When it comes to state supreme courts, governors are giving us plenty to talk about.
In late March, I brought attention to the Minnesota Supreme Court and the fact that Governor Pawlenty would be filling a vacancy created by the retirement of Chief Justice Eric Magnuson. As I said then, “With his retirement, the court is evenly divided (3–3) between conservatives and liberals, so whoever Gov. Tim Pawlenty appoints to replace Justice Magnuson will be a key vote.”

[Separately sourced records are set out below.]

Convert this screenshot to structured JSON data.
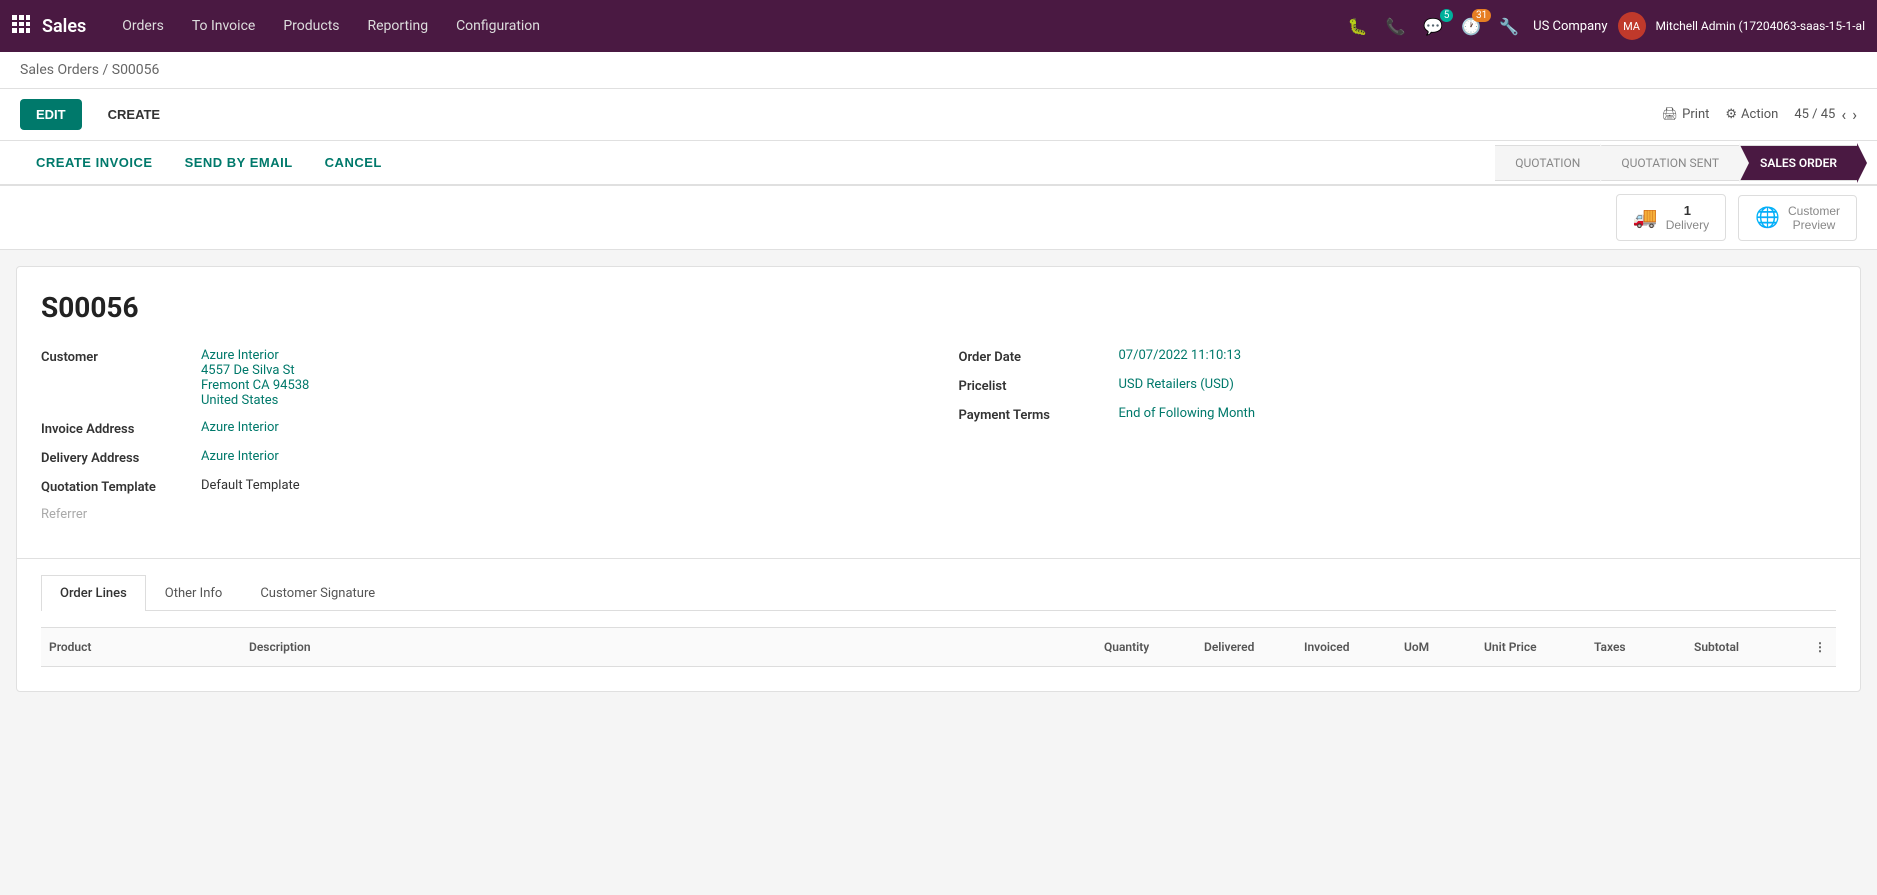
{
  "nav": {
    "app_icon": "⊞",
    "app_name": "Sales",
    "links": [
      "Orders",
      "To Invoice",
      "Products",
      "Reporting",
      "Configuration"
    ],
    "icons": {
      "bug": "🐛",
      "phone": "📞",
      "chat": "💬",
      "chat_badge": "5",
      "clock": "🕐",
      "clock_badge": "31",
      "tools": "🔧"
    },
    "company": "US Company",
    "user": "Mitchell Admin (17204063-saas-15-1-al"
  },
  "breadcrumb": {
    "parent": "Sales Orders",
    "separator": "/",
    "current": "S00056"
  },
  "toolbar": {
    "edit_label": "EDIT",
    "create_label": "CREATE",
    "print_label": "Print",
    "action_label": "Action",
    "pagination": "45 / 45"
  },
  "action_bar": {
    "create_invoice": "CREATE INVOICE",
    "send_by_email": "SEND BY EMAIL",
    "cancel": "CANCEL",
    "status_steps": [
      {
        "label": "QUOTATION",
        "active": false
      },
      {
        "label": "QUOTATION SENT",
        "active": false
      },
      {
        "label": "SALES ORDER",
        "active": true
      }
    ]
  },
  "smart_buttons": {
    "delivery": {
      "icon": "🚚",
      "count": "1",
      "label": "Delivery"
    },
    "customer_preview": {
      "icon": "🌐",
      "label": "Customer\nPreview"
    }
  },
  "order": {
    "number": "S00056",
    "customer_label": "Customer",
    "customer_name": "Azure Interior",
    "customer_address1": "4557 De Silva St",
    "customer_address2": "Fremont CA 94538",
    "customer_address3": "United States",
    "invoice_address_label": "Invoice Address",
    "invoice_address": "Azure Interior",
    "delivery_address_label": "Delivery Address",
    "delivery_address": "Azure Interior",
    "quotation_template_label": "Quotation Template",
    "quotation_template": "Default Template",
    "referrer_placeholder": "Referrer",
    "order_date_label": "Order Date",
    "order_date": "07/07/2022 11:10:13",
    "pricelist_label": "Pricelist",
    "pricelist": "USD Retailers (USD)",
    "payment_terms_label": "Payment Terms",
    "payment_terms": "End of Following Month"
  },
  "tabs": [
    {
      "label": "Order Lines",
      "active": true
    },
    {
      "label": "Other Info",
      "active": false
    },
    {
      "label": "Customer Signature",
      "active": false
    }
  ],
  "table": {
    "columns": [
      "Product",
      "Description",
      "Quantity",
      "Delivered",
      "Invoiced",
      "UoM",
      "Unit Price",
      "Taxes",
      "Subtotal",
      ""
    ]
  }
}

Yesterday, Pawlenty announced that he had appointed David Stras to the seat. Conservatives in the state tell us that Stras is an eminently qualified appointee who will make Minnesotans proud by relying on text and the original meaning of the law and the Constitution. Stras is currently a law professor at the University of Minnesota Law School. He is a graduate of the University of Kansas and clerked for Justice Thomas on the Supreme Court and Judge Michael Luttig on the 4th Circuit. He is a contributor to the popular SCOTUSblog.com, and a frequent commentator for Federalist Society debates. Samples of his scholarly work can be accessed on his official bio.
In New Jersey, Governor Christie invited himself to a fistfight with the state Bar and legal establishment by deciding not to reappoint sitting Justice John Wallace. Instead, Christie has nominated Anne Patterson, an experienced and highly regarded lawyer with a judicial philosophy more in line with the governor’s. As Robby George has already argued, Christie’s decision is simply the first step in fulfilling his promise to remake New Jersey’s Supreme Court. He will have the opportunity to replace four of the seven Justices during his term, and of course that is not sitting well with those who were perfectly happy with the activist status quo.
So, congratulations to Stras and Patterson, and kudos to Pawlenty and Christie.